Malaysian traditional flavors hop on China's Taobao

2022-02-11 08:41:03 GMT2022-02-11 16:41:03(Beijing Time) Sina English

In a factory located at Batang Kali, about 50 km away from the Kuala Lumpur city center, Oh Chee Keong, 52, has been stirring the gooey maltose concoction incessantly until it becomes thick. It is just one of the complicated procedures in producing traditional confectioneries named "Mua Lao" and "Lao Huei".

This year, with a much relaxed COVID-19 Standard Operating Procedures (SOP) and joining the Taobao Chinese New Year sales, Oh's Swee Len Food Industries has received overwhelming orders for "Mua Lao" and "Lao Huei".

"Knowing that these traditional crackers obtained fervent support from the public with the great sales from Taobao, I am sincerely feeling grateful and happy for this," Oh told Xinhua, smiling while his hands were non-stop packing the freshly made "Mua Lao" into boxes.

Bazaars, flower farms, malls, and traditional morning markets, those are the usual places that Malaysians would definitely visit during the preparation for Chinese New Year celebrations. Walking into another new year celebrated in the shadow of the COVID-19 pandemic, the public has also turned to online platforms in shopping for Chinese New Year goods.

Spotting the surging trend of shopping online for Chinese New Year goods, Alibaba has then collaborated with the Selangor state government after noticing the positive response from the public on the recent "Baik Selangor 2021-2022" program, featuring a competition of traditional food products with the winners certified as Good New Village Products.

The selected Good New Village Products being marketed on Taobao have received overwhelming support, with a sell-out rate at 90 percent during the five days of the Chinese Lunar New Year.

Among the best sellers, "Mua Lao" and "Lao Huei" from Swee Len Food Industries started off as homemade traditional Hokkien wedding biscuits in Batang Kali New Village.

"Mua Lao" is a sesame coated cracker and "Lao Huei" a crispy rice coated cracker.

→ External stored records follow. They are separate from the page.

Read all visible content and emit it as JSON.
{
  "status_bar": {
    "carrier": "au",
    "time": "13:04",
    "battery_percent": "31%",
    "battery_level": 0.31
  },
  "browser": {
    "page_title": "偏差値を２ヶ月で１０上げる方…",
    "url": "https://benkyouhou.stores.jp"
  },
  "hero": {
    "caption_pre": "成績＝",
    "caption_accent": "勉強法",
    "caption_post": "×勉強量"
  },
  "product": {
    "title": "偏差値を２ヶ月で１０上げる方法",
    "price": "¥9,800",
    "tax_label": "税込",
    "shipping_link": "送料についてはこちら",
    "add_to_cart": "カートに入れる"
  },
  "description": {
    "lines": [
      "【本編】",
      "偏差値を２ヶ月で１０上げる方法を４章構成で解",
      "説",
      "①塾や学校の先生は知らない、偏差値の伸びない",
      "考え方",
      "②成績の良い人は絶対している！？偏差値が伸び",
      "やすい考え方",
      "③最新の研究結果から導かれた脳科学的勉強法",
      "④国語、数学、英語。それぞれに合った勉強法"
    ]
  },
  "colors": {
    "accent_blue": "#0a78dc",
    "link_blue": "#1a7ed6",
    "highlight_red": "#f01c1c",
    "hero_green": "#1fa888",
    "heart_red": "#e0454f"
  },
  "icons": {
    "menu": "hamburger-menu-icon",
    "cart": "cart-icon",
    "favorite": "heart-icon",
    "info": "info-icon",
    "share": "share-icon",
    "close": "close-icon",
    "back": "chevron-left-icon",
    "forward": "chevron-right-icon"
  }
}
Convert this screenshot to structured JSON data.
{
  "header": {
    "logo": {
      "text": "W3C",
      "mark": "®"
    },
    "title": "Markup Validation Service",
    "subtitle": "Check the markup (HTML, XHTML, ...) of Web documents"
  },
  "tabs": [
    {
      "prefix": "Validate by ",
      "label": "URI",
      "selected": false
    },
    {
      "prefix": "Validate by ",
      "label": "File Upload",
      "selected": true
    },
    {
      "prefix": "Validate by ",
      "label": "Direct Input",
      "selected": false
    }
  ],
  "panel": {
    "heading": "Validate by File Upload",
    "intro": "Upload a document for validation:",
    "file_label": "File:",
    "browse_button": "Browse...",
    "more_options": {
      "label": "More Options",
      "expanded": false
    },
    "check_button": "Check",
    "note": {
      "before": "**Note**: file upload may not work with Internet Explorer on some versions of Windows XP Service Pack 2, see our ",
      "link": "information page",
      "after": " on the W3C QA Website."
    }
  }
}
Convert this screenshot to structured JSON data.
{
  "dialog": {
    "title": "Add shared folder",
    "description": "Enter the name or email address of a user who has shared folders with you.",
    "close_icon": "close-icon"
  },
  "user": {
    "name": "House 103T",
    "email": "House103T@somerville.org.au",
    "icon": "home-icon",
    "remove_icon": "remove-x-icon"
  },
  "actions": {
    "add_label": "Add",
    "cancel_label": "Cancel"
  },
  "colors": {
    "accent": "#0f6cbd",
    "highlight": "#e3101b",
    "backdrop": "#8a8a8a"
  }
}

The giving of these delicacies symbolizes a blessing of sweet and eternal love to the newlyweds.

The century-old "Mua Lao" and "Lao Huei" making business now managed by Oh and his wife still remains true to the handicraft tradition, striving to retain the authentic tastes of the traditional confectionery.

Under Oh's rebranding effort, these crackers have moved beyond wedding tradition and become an everyday snack.

"I wish everyone could have a taste of this nostalgic flavor whenever they feel like having it, marching into e-commerce is a way for us to preserve my grandfather's painstaking effort in the craft of this traditional confectionery," Oh said.

"There are still a lot of traditional delicacies and cultural handicrafts yet to be discovered in Malaysia," said Jess Lew, country manager for Alibaba's Tmall World Malaysia.

Jess believes the new technology and resources that Taobao owns to serve transnational e-commerce platform could assist the long-established local businesses to adapt to the digital time.

Ng Lay Tien, 39, the second generation for Samy Bak Kut Teh, told Xinhua that times have changed, businesses now have to race in the e-commerce boom.

"We have never thought of Bak Kut Teh as something that could be sold online. Even my dad, the founder of Samy who is now 64 years old agrees to the concept of e-commerce," said Lay Tien.

Bak Kut Teh is a savory fragrant dish with pork ribs cooked with a complex broth of herbs and spices for hours, and is often served with a bowl of shallot-scented rice. It is believed that the dish was invented by the early Chinese immigrants mostly from China's Fujian province, who largely settled in Klang, Malaysia.

Local traditional businesses, especially restaurants, were dampened dramatically amid waves of the coronavirus infections and multiple lockdowns in response last year.

Noticing the trend of self-heating instant hot pot could be a turning point for Samy to break through the dine-in limit, the third generation of Samy Bak Kut Teh, 24-year-old Ng Kian Yu has been working on a kind of convenient, instant self-heating Bak Kut Teh pot.

"Being marketed on Taobao has brought great attention to our self-heating Bak Kut Teh pot ... people no longer have to dine in at Klang, but they now could still enjoy the authentic dish whenever and wherever they wish to," said Kian Yu.

"We hope to see traditional and cultural merchandises thrive in e-commerce, and through this raise awareness among the youth of the importance and preciousness of cultural heritage," said Jess Lew.